Trousdale County Democrats came out to hear two candidates for governor at a self-styled “Campaign Kickoff” dinner on Nov. 17.
About 70 people were in attendance at Hartsville’s Community Center to hear both former Nashville Mayor Karl Dean and State. Rep. Craig Fitzhugh speak on what they each saw as the issues that will define the 2018 campaign to succeed Bill Haslam.
Dean said he wanted to focus on education, public safety and economic development in his campaign. He spoke of his record while serving as Nashville’s mayor from 2007-15, including during the Great Recession and the 2010 flood.
“We had to make decisions about how to move the city forward while still balancing the budget,” Dean said. “We were not going to go to the citizens and say, ‘Balance our books while you’re fighting to balance your own books.’
“We added to education and public safety, and continued to invest in the city.”
During his time as mayor, Dean said Nashville went from 33rd in the state to third in teacher pay, and said Nashville became a more livable city.
Dean said he would, as governor, work to “build a coalition” with members of both parties and independents to move Tennessee forward.
“I believe the people of Tennessee want a governor who will be pragmatic, use common sense, and get things done rather than an ideologue,” he said. “Mayor LaGuardia from New York in the 1930s said, ‘There’s no Democratic or Republican way to fill a pothole. People just want the pothole filled.’ That’s want people want to see in the governor’s office.”
Fitzhugh, a native of Ripley who represents Crockett, Haywood and Lauderdale counties in the Tennessee House, currently serves as the Minority Leader and touted his experience in state government and in private business, where he serves as Chief Executive Officer of the Bank of Ripley.
“I’m getting around and letting folks know me,” Fitzhugh said. “I’ve learned a lot about state government and what happens to taxpayers’ money. That experience will serve me should I be elected.”
Both candidates cited strong support for public education. Dean called education “the overriding issue” in Tennessee, while Fitzhugh described himself as “a strong proponent of public schools” and noted his opposition to a state voucher program.
“There is no place for vouchers in Tennessee,” Fitzhugh said. “I believe very strongly in public schools and have fought for them in the legislature.”
Dean also called for more vocational and technical training for those who choose not to attend college. Fitzhugh called for more education funding, saying that Tennessee was 42nd nationally in the amount of money spent on schools.
“We need to have better teacher pay, better abilities for rural communities to have quality schools,” Fitzhugh said.
Both candidates also spoke in favor of Medicaid expansion under the Affordable Care Act, a position the General Assembly has not been willing to endorse thus far. Gov. Haslam’s plan for such expansion died in committee during a 2015 special session.
“The biggest moral failure we’ve had in this state during my time in the legislature was not to take that $3.7 billion.
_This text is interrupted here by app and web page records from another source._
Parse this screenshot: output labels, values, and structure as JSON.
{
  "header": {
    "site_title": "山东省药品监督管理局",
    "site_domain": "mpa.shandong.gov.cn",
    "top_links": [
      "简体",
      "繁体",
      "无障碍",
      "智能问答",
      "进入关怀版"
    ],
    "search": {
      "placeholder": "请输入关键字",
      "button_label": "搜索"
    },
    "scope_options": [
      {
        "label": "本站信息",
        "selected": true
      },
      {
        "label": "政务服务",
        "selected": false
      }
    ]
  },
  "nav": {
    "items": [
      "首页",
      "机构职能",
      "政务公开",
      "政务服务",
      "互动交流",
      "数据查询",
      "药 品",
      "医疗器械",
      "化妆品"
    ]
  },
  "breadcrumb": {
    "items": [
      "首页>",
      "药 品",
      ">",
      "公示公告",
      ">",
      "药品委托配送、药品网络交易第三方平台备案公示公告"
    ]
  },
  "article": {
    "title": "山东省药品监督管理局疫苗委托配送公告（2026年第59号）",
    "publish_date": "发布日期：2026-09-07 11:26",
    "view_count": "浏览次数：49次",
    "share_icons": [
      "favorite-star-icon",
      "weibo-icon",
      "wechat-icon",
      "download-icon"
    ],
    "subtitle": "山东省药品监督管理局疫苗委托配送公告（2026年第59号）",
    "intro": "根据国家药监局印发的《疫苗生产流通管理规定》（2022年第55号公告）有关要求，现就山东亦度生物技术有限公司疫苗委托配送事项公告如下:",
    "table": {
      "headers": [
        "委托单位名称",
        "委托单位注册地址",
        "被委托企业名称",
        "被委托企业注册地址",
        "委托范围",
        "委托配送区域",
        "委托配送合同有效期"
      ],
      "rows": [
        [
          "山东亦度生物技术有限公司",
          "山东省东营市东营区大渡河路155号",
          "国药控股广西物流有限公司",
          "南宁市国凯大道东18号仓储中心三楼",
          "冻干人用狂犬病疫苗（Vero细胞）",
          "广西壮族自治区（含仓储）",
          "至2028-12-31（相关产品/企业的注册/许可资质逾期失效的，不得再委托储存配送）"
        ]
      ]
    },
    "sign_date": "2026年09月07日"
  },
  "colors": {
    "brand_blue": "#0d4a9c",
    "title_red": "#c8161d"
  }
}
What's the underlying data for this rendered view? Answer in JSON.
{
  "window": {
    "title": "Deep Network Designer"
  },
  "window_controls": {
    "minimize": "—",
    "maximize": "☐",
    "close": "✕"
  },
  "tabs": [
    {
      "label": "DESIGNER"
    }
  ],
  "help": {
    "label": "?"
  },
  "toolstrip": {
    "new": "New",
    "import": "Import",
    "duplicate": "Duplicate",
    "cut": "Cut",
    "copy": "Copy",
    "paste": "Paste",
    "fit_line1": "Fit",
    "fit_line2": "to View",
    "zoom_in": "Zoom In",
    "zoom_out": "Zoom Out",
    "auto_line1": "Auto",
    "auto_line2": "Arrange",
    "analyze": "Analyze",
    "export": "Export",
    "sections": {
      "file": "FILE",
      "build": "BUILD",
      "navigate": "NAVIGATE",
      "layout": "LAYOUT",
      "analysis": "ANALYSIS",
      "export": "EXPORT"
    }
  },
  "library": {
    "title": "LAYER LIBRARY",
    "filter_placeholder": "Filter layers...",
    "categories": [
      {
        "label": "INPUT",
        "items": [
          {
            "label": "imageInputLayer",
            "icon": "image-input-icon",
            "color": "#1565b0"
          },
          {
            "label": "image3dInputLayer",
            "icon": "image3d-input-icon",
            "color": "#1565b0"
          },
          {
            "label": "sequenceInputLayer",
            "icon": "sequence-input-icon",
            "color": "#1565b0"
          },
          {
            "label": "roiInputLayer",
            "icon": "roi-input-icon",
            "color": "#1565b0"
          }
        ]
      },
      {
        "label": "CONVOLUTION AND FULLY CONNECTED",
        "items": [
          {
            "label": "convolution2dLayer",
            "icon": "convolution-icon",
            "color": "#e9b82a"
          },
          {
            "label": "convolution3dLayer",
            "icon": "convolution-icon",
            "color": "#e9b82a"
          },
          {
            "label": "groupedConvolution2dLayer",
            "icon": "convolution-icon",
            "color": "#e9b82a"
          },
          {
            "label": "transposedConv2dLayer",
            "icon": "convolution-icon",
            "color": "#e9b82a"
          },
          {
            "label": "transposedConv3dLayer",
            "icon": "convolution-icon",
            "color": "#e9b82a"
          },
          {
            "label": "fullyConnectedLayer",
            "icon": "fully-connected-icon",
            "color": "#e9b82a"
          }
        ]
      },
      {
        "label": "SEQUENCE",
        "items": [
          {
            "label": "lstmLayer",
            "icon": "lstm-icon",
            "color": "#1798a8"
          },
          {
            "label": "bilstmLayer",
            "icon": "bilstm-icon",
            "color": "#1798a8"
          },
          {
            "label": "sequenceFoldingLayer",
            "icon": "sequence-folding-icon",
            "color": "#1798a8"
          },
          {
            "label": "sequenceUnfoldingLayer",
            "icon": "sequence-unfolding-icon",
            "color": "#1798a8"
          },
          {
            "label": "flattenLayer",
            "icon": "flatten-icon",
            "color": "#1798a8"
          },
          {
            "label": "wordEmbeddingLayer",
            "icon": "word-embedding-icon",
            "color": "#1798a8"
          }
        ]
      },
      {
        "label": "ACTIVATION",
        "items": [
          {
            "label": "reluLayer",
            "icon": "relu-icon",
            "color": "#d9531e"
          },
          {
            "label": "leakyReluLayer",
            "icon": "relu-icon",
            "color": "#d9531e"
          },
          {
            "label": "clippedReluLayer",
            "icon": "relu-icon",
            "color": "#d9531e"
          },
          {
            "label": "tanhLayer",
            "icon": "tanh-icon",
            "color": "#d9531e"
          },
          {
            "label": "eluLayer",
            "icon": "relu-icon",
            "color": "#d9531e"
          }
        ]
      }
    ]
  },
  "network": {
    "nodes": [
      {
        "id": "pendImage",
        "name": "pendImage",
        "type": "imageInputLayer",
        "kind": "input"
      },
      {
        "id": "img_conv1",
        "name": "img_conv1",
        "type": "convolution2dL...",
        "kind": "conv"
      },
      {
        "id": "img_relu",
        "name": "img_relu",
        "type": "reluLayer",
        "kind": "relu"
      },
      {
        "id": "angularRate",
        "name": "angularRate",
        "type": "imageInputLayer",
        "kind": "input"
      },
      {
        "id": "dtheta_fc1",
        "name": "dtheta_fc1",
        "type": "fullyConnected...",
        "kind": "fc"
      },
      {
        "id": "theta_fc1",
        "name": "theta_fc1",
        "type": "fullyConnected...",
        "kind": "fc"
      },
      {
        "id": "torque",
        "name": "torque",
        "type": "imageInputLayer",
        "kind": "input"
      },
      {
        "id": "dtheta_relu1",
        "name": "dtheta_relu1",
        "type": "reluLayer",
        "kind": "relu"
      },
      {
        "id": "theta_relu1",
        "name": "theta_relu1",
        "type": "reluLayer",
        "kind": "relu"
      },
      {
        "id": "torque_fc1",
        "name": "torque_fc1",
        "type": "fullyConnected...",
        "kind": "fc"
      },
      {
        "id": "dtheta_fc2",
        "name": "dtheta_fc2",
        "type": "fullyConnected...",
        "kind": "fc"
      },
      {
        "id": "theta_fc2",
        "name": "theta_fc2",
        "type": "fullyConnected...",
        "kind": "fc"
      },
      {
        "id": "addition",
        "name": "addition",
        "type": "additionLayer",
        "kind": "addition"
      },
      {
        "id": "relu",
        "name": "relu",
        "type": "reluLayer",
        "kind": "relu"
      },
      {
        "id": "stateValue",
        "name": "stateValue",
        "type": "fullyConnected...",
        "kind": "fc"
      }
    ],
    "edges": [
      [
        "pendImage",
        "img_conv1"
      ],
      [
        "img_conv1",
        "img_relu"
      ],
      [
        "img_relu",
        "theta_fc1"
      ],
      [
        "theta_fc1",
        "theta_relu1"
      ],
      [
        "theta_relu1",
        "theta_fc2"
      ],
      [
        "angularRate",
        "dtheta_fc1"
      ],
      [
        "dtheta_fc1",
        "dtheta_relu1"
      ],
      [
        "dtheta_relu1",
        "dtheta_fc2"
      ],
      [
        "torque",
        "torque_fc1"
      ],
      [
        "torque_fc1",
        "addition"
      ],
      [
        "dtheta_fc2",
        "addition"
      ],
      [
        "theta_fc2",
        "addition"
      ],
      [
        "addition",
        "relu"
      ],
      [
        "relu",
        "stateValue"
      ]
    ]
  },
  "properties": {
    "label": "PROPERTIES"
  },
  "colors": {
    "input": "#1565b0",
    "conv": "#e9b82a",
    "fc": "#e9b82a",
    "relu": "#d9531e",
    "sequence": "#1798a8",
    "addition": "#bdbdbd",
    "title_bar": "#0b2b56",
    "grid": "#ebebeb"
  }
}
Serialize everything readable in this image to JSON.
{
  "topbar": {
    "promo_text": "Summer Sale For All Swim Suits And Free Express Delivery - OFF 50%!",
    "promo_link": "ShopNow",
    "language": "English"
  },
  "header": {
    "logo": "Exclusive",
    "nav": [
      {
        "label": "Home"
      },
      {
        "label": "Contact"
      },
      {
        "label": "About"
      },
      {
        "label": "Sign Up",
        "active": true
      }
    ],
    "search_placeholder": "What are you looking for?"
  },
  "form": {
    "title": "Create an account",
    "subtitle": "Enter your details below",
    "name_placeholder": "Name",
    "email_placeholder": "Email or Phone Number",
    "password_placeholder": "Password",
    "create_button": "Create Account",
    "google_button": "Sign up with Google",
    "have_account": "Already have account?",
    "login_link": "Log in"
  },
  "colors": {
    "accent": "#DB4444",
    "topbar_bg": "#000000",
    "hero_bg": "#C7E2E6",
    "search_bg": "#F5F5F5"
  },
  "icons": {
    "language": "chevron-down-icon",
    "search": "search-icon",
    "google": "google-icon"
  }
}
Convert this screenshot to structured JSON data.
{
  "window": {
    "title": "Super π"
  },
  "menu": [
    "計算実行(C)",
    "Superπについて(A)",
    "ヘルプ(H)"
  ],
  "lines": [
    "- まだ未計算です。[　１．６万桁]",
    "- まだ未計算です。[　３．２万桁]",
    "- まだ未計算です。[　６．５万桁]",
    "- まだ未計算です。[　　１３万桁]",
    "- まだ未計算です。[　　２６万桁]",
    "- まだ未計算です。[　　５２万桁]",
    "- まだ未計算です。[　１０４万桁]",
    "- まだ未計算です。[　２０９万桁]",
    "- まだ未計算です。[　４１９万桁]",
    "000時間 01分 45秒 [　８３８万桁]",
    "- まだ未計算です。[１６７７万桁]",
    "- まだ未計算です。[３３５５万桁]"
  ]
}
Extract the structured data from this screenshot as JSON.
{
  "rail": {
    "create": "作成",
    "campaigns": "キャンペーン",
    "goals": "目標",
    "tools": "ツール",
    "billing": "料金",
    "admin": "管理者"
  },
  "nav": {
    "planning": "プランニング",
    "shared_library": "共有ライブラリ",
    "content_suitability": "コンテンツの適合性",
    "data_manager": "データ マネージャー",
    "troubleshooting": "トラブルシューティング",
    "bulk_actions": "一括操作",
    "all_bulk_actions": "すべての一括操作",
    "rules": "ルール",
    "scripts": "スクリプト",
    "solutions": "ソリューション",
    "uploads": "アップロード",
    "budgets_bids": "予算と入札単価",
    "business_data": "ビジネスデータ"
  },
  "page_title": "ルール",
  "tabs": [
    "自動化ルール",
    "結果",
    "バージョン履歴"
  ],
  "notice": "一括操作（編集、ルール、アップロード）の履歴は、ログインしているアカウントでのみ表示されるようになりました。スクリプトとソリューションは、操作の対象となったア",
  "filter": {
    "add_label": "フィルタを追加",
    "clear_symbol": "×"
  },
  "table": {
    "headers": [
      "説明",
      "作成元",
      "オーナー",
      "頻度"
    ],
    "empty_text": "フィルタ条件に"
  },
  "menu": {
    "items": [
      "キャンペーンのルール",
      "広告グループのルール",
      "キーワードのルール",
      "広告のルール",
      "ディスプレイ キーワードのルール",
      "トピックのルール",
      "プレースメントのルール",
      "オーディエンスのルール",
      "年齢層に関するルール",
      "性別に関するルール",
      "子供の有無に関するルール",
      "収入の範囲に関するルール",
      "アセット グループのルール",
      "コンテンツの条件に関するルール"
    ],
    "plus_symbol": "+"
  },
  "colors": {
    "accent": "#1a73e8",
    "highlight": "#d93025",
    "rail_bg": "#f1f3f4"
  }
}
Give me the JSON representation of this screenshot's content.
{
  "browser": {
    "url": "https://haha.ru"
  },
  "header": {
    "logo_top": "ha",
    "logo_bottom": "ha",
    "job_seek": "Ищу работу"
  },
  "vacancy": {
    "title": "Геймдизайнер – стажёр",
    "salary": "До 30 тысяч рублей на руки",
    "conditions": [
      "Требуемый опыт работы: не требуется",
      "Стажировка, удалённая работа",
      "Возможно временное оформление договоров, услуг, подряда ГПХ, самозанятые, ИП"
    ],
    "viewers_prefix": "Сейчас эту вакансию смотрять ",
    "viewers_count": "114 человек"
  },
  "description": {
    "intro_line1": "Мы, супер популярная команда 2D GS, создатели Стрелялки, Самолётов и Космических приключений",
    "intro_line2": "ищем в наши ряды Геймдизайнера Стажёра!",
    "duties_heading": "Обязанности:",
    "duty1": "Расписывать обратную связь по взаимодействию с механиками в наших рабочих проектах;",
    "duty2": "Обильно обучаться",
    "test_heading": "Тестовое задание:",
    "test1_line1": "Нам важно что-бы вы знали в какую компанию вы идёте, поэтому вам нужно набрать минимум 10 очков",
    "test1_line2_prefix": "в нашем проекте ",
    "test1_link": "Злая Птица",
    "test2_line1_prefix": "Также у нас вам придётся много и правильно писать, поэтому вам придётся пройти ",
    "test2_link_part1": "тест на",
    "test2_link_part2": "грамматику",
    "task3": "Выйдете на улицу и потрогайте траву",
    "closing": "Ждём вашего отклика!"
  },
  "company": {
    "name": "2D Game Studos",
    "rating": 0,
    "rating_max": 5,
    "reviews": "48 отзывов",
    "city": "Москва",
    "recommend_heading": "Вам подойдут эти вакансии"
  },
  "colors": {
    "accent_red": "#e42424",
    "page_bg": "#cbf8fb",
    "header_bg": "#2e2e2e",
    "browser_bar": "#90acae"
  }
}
It’s a sin,” Fitzhugh said. “If I’m elected, the first thing I will press for is to get it done.”
“It was a huge mistake when the legislature didn’t do Medicaid expansion,” Dean agreed. “We turned down access to $3.7 billion to offer affordable health care to our citizens.”
Dean said Tennessee was No. 2 in the nation behind Texas in rural hospital closures, because of the lack of Medicaid expansion.
“How hard is it to keep people in a community when the hospital closes? How hard it is to get citizens to move into a community and attract new jobs when the hospital closes?” Dean said.
Economic development was also an area of focus for both candidates.
“We have to make sure we do all we can to keep rural and small-town Tennessee life,” Dean said. “Rural broadband is essential, town centers and squares need to remain vital and active places that continue to attract people.”
Fitzhugh called for better opportunities for all Tennesseans, saying, “We all do better when we all do better.”
Fitzhugh said he envisioned more high-paying jobs, including more focus on infrastructure and education.
“Roads plus education plus broadband equals jobs,” he said. “It’s that simple.”
Reach Chris Gregory at 615-374-3556 or firstname.lastname@example.org.